PROBLEM TO SOLVE
Write out each line of the records that has "filename" in it.

RECORDED DATA
▬▬▬▬▬▬

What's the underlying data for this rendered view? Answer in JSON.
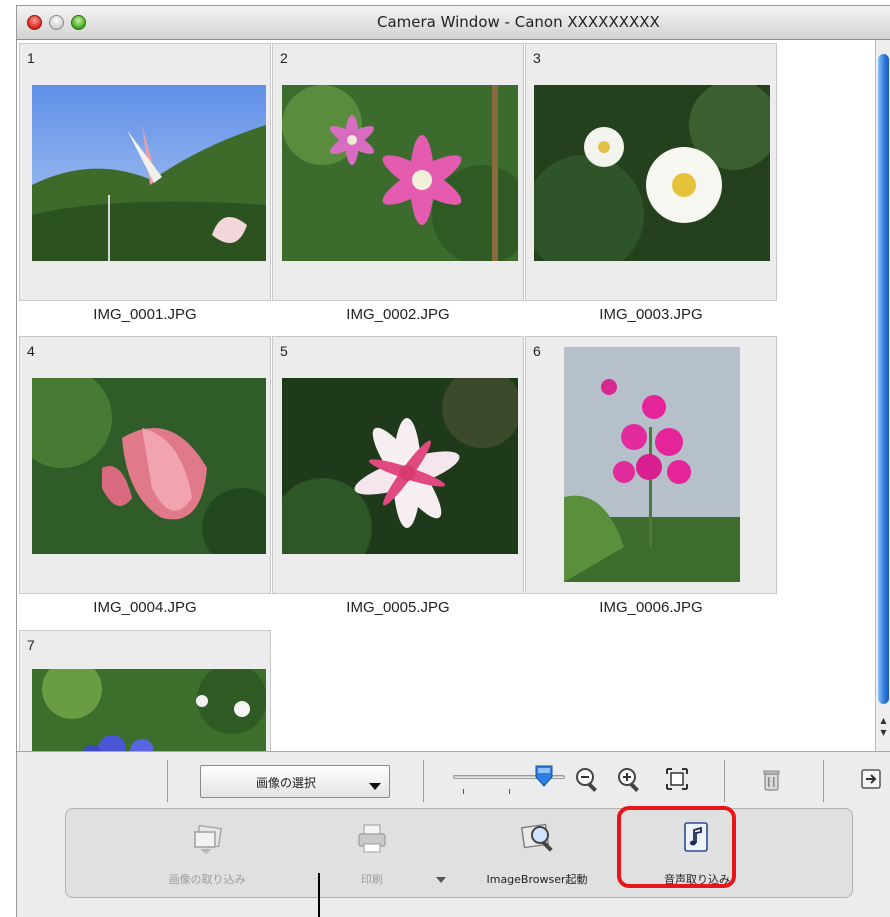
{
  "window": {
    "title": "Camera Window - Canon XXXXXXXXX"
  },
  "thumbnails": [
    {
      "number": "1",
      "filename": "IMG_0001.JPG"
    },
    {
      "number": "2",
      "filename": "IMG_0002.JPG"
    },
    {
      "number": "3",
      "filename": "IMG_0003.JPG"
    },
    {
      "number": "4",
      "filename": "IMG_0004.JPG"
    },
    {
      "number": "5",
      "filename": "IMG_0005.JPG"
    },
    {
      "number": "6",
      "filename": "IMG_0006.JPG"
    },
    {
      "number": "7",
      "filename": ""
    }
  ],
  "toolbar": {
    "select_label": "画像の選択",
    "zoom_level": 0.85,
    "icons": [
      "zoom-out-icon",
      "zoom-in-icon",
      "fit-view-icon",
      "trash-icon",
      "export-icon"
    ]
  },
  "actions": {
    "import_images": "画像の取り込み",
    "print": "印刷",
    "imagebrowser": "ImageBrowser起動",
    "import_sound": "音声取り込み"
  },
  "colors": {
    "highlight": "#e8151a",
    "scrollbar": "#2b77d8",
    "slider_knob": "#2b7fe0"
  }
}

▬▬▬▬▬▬

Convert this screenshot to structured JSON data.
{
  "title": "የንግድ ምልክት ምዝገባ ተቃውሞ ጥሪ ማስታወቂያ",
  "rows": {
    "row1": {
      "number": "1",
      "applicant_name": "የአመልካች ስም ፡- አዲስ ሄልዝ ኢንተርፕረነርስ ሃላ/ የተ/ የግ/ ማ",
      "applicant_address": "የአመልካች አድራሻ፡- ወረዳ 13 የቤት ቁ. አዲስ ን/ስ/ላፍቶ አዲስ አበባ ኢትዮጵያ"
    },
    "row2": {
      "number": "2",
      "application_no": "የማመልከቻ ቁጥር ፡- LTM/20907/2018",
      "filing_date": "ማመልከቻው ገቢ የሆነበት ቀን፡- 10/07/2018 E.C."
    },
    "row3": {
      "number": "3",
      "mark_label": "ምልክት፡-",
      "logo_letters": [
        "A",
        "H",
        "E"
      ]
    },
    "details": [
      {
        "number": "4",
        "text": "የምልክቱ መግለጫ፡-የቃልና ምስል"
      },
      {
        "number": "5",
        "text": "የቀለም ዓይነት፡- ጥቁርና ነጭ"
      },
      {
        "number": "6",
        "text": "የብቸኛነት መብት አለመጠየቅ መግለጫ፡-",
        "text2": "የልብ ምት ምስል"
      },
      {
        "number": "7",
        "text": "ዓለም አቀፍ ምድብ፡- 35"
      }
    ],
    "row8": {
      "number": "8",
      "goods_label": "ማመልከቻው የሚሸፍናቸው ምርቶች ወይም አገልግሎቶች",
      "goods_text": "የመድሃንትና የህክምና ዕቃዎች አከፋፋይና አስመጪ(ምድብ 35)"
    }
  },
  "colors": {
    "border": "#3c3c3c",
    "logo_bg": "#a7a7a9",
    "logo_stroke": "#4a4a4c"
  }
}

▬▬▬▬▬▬

EXERCISE OUTPUT
      "filename": "IMG_0001.JPG"
      "filename": "IMG_0002.JPG"
      "filename": "IMG_0003.JPG"
      "filename": "IMG_0004.JPG"
      "filename": "IMG_0005.JPG"
      "filename": "IMG_0006.JPG"
      "filename": ""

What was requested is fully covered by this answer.